Guest Post by Julian Cooper, Managing Director at Clarendon

For all the talk about how hybrid working models are the future of the workplace, much less has been said about how or why some businesses may not be able to immediately adopt the model.

That’s why we carried out a survey with UK business leaders and C-suite executives, as part of our white paper ‘A decentralised future: Is flexspace the answer?’, available on the CoreNet Global Knowledge Center.

We found that just less than one third of respondents were considering a change to their real estate portfolios. When we asked about the biggest barriers to hybrid and / or decentralised working, it became clear why that number isn’t higher.

Being locked into a long-term lease was the top reason given. While some companies have been able to make swift changes because they own their spaces, we must remember that thousands of businesses have leases and simply do not have the option of switching to hybrid working overnight.

Lack of experience was cited as the next biggest barrier. Businesses like law firms and banks have traditionally been less open to utilising flexspace, but that will change and already a number of major UK banks have confirmed that they will be changing to a hybrid model. As flexspace continues to grow in popularity, more companies will put that lack of experience aside and make the leap. Operators will also have an important role to play here in making new tenants feel at ease in their new surroundings.
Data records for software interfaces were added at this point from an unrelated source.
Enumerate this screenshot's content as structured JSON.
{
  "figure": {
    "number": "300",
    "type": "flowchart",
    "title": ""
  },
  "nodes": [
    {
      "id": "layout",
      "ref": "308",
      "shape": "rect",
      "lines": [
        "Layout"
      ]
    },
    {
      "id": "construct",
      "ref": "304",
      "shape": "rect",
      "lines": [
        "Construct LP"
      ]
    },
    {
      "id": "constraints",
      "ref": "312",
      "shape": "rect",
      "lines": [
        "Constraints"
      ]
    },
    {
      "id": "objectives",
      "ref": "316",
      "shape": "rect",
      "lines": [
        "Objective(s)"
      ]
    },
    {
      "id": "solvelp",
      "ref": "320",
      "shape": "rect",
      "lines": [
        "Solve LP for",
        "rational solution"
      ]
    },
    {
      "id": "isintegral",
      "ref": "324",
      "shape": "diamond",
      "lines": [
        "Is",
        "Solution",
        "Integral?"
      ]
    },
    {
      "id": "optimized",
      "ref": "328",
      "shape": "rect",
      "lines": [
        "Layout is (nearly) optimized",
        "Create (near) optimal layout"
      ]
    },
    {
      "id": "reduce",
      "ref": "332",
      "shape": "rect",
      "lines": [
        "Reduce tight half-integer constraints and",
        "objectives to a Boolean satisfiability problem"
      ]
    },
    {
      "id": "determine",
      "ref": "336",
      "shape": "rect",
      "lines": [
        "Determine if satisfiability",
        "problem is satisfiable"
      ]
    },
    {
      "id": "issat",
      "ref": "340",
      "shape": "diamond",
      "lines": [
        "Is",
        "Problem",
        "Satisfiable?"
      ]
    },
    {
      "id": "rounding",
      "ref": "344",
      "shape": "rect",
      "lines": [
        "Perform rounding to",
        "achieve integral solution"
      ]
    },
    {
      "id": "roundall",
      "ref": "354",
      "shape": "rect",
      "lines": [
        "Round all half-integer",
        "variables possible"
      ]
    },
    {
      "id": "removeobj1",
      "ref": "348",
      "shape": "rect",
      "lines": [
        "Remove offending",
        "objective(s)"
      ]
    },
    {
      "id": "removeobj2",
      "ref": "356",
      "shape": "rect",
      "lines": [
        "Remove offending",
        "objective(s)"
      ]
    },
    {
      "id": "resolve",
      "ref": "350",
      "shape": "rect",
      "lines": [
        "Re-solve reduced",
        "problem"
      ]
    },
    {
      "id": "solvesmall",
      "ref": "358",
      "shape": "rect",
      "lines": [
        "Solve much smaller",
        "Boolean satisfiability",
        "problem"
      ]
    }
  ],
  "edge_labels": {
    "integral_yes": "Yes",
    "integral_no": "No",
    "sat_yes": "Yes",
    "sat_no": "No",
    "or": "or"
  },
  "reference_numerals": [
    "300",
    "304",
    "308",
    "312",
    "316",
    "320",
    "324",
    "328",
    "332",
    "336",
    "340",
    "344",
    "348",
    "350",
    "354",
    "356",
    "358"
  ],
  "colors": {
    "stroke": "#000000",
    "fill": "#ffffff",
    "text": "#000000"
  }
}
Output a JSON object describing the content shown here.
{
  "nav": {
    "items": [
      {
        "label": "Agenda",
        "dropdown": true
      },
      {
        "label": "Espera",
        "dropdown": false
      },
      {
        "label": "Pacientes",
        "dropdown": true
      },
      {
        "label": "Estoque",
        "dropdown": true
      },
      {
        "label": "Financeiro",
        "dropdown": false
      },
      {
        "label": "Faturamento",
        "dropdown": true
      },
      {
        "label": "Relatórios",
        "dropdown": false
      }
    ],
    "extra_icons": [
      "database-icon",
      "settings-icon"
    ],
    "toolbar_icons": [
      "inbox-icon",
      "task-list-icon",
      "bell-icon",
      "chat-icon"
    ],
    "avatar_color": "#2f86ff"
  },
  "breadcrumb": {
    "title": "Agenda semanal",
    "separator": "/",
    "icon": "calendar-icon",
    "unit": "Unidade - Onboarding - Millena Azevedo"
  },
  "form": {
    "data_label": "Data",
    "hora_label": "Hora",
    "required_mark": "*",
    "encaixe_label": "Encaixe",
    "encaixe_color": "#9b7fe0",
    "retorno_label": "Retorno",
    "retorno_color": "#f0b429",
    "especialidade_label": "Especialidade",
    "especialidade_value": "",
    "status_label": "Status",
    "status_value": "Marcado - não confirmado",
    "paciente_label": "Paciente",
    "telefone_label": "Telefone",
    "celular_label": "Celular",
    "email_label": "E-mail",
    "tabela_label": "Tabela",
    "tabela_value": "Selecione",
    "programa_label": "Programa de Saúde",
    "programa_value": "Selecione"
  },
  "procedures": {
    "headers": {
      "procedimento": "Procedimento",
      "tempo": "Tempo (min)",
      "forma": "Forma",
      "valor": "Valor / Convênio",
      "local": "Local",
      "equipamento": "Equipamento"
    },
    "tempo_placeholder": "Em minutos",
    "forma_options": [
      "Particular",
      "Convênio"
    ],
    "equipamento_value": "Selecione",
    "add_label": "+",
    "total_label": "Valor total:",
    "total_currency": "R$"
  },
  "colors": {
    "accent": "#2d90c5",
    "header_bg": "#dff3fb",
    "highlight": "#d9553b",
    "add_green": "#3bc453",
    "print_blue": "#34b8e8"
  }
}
We used this survey, along with in-depth industry research, to inform our white paper. One of the underpinning themes is that corporate real estate leaders have the unenviable task of devising a strategy that meets the needs of the business and its employees, which don’t always align. In fact, when we asked the survey respondents for their workplace priorities, the top answer was employee wellbeing and the second was financial security / reduced financial risk. That goes to show the balancing act of priorities that leaders are faced with.

As a result, a lot of businesses are still in “wait and see” mode – they don’t want to make rash decisions when we’re still in the midst of a pandemic and further lockdowns. But what we have found is that even with an appetite for real estate change, there are multiple barriers that can get in the way. The switch to hybrid will be a gradual one as businesses need to plan for and overcome these various barriers.

Julian Cooper is Managing Director at Clarendon